The genealogical classification of Korean is debated. Some linguists place it in the Altaic language family; others consider it to be a language isolate. Korean is agglutinative in its morphology and SOV in its syntax. Like Japanese and Vietnamese, Korean has borrowed much vocabulary from the Chinese or created vocabulary on Chinese models.
Modern Korean is written almost exclusively in the hangul script, which was invented in the 15th century. While hangul may appear logographic, it is actually a phonemic alphabet organised into syllabic blocks. Each block consists of at least two of the 24 hangul letters (jamo): at least one each of the 14 consonants and 10 vowels. Historically, the alphabet had several additional letters (see obsolete jamo). For a phonological description of the letters, see Korean phonology. Hanja (Chinese characters) and Latin alphabets are sometimes included within hangul texts, particularly in Korea.

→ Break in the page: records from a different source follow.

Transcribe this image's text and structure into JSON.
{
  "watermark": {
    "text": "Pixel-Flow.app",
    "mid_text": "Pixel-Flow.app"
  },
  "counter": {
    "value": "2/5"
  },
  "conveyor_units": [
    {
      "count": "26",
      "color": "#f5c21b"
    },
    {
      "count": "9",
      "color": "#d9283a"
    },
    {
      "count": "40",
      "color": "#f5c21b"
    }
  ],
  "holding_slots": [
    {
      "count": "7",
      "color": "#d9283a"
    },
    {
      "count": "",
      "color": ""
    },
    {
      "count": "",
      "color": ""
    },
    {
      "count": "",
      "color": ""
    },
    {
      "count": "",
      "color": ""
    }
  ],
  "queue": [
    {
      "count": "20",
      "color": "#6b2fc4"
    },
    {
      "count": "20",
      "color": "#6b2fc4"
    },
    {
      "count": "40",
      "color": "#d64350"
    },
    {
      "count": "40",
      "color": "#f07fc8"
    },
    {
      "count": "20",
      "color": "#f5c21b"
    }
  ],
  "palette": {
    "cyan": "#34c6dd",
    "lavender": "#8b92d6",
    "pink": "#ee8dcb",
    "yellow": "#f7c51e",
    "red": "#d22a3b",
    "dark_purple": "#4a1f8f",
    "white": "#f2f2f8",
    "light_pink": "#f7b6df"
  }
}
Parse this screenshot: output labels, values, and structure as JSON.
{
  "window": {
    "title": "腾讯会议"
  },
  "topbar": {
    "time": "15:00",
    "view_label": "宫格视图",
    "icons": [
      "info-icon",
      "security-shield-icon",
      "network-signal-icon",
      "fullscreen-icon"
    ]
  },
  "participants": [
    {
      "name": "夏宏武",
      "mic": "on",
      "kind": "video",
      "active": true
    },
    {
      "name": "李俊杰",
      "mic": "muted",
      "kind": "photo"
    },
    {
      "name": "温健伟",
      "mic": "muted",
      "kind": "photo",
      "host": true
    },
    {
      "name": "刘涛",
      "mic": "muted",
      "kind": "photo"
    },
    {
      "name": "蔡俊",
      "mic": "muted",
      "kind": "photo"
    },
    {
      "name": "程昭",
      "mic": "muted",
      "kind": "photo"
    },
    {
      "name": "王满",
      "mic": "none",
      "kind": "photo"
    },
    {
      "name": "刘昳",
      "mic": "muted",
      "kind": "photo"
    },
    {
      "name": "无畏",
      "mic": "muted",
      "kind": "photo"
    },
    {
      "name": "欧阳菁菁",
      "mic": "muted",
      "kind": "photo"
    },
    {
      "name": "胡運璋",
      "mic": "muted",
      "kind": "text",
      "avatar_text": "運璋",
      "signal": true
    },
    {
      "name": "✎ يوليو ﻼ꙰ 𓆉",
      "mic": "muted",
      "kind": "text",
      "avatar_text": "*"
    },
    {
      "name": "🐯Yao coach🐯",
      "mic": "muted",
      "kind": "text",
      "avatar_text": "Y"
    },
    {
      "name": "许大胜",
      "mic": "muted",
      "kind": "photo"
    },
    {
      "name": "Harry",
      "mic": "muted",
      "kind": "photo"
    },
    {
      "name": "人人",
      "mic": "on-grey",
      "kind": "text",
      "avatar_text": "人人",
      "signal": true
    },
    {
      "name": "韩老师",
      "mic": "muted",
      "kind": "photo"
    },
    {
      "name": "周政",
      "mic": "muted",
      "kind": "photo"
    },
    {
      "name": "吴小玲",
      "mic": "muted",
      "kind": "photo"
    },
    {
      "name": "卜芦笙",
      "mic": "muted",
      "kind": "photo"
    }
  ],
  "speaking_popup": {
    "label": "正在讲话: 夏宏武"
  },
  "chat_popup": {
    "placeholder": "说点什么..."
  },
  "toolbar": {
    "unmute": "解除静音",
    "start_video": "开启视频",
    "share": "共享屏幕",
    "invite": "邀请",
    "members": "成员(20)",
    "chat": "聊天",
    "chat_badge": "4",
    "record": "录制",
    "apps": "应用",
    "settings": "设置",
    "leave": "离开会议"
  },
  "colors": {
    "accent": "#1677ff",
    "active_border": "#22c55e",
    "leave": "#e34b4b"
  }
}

Korea is a constitutional monarchy. Under its current constitution the state is sometimes referred to as the Empire of Korea. Like many democratic states, Korea has a government divided into three branches: executive, legislative, and judicial. The executive and legislative branches operate primarily at the national level, although various ministries in the executive branch also carry out local functions. Local governments are semi-autonomous, and contain executive and legislative of their own. The judicial branch operates at both the national and local levels. Korea is a constitutional democracy.
The government is unique while that the Emperor, his Japanese and Manchurian counterparts, is the ceremonial head of state, the de facto head of state is the President of the State Council, or simply the President for short. The President, unusual for a constitutional monarchy, is elected directly the same way as his US counterpart. He is eligible to serve only one non-renewable term. The President also acts as regent for the Emperor in case the Emperor dies.

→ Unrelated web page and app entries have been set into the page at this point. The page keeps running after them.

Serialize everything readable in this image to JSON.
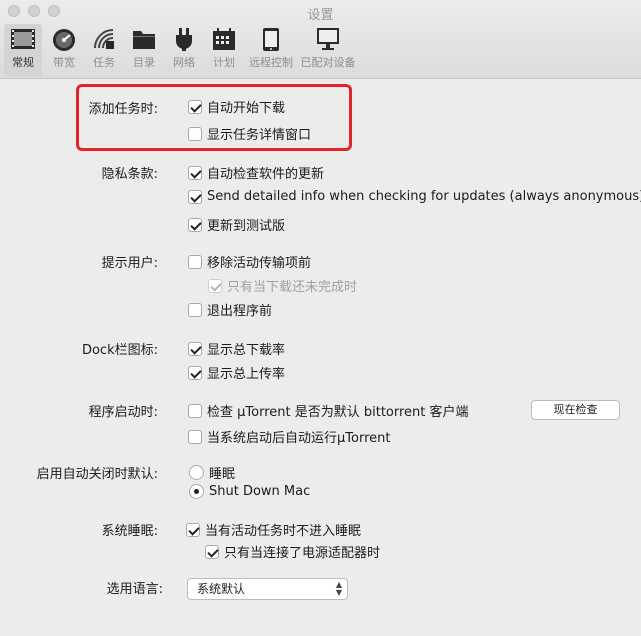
{
  "window": {
    "title": "设置"
  },
  "toolbar": {
    "tabs": [
      {
        "label": "常规"
      },
      {
        "label": "带宽"
      },
      {
        "label": "任务"
      },
      {
        "label": "目录"
      },
      {
        "label": "网络"
      },
      {
        "label": "计划"
      },
      {
        "label": "远程控制"
      },
      {
        "label": "已配对设备"
      }
    ],
    "active_tab": "常规"
  },
  "sections": {
    "add_task": {
      "label": "添加任务时:",
      "options": [
        {
          "text": "自动开始下载",
          "checked": true
        },
        {
          "text": "显示任务详情窗口",
          "checked": false
        }
      ]
    },
    "privacy": {
      "label": "隐私条款:",
      "options": [
        {
          "text": "自动检查软件的更新",
          "checked": true
        },
        {
          "text": "Send detailed info when checking for updates (always anonymous)",
          "checked": true
        },
        {
          "text": "更新到测试版",
          "checked": true
        }
      ]
    },
    "notify": {
      "label": "提示用户:",
      "options": [
        {
          "text": "移除活动传输项前",
          "checked": false
        },
        {
          "text": "只有当下载还未完成时",
          "checked": true,
          "disabled": true
        },
        {
          "text": "退出程序前",
          "checked": false
        }
      ]
    },
    "dock": {
      "label": "Dock栏图标:",
      "options": [
        {
          "text": "显示总下载率",
          "checked": true
        },
        {
          "text": "显示总上传率",
          "checked": true
        }
      ]
    },
    "startup": {
      "label": "程序启动时:",
      "options": [
        {
          "text": "检查 µTorrent 是否为默认 bittorrent 客户端",
          "checked": false
        },
        {
          "text": "当系统启动后自动运行µTorrent",
          "checked": false
        }
      ],
      "check_now_button": "现在检查"
    },
    "auto_shutdown": {
      "label": "启用自动关闭时默认:",
      "options": [
        {
          "text": "睡眠",
          "selected": false
        },
        {
          "text": "Shut Down Mac",
          "selected": true
        }
      ]
    },
    "sleep": {
      "label": "系统睡眠:",
      "options": [
        {
          "text": "当有活动任务时不进入睡眠",
          "checked": true
        },
        {
          "text": "只有当连接了电源适配器时",
          "checked": true
        }
      ]
    },
    "language": {
      "label": "选用语言:",
      "selected": "系统默认"
    }
  },
  "colors": {
    "highlight": "#e0262a",
    "background": "#ececec"
  }
}
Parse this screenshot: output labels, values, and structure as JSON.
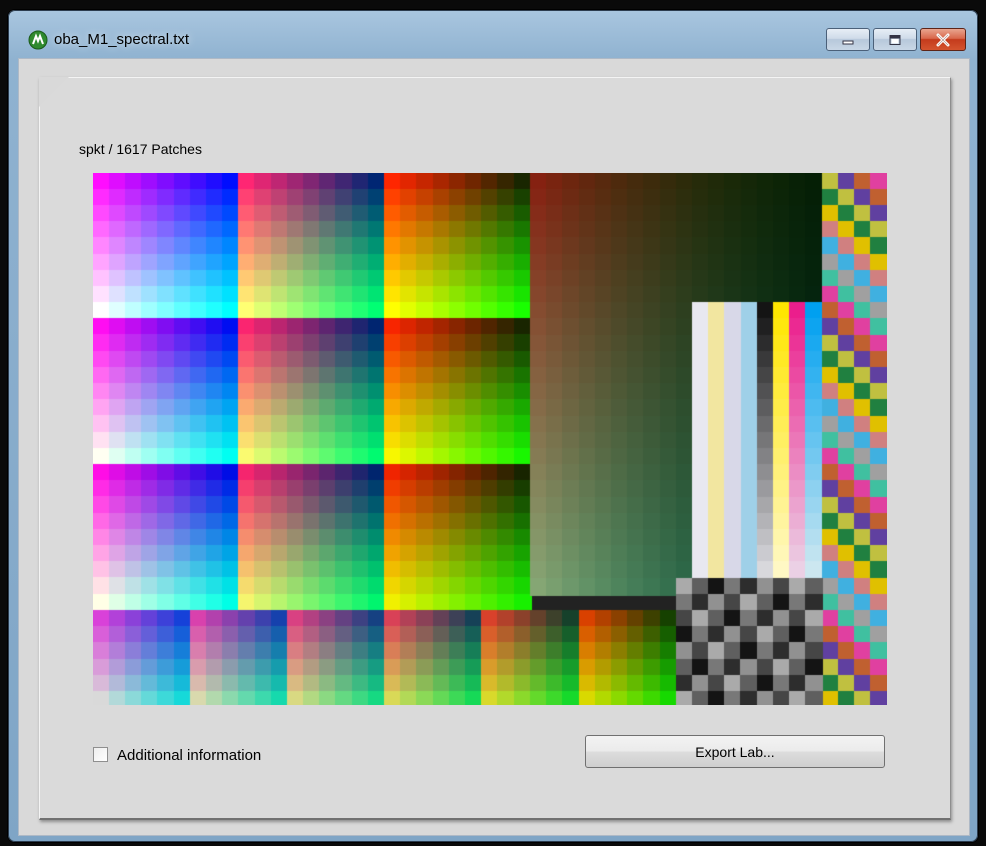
{
  "window": {
    "title": "oba_M1_spectral.txt",
    "icon": "green-app-icon",
    "controls": {
      "minimize": "minimize-icon",
      "maximize": "maximize-icon",
      "close": "close-icon"
    }
  },
  "panel": {
    "header": "spkt / 1617 Patches",
    "patch_count": 1617,
    "additional_info_label": "Additional information",
    "additional_info_checked": false,
    "export_button_label": "Export Lab..."
  },
  "colors": {
    "title_bar": "#8fb2d0",
    "close_button": "#c43b1c",
    "client_bg": "#d9d9d9"
  }
}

The Prime Minister is appointed by the President of the State Council, usually from the leader of the leading party in the Imperial Assembly. He is to assist the President in his duties and act as President in case he is incapacitated or dies.
The Korean government's structure is determined by the Constitution of the Empire of Korea. This document has been revised several times since its first promulgation in 1948 at independence. However, it has retained many broad characteristics, the country has always had a presidential system with an independent chief executive. The first direct elections was also held in the early 20th century. Although Korea experienced a series of military dictatorships since the 1960s up until the 1980s, it has since developed into a successful liberal democracy. Today, the CIA World Factbook describes Korea's democracy as a "fully functioning modern democracy."
The major administrative divisions in Korea are provinces, metropolitan cities (self-governing cities that are not part of any province), and one special city. Note: The flags of Korean Provinces save Seoul are to be found here: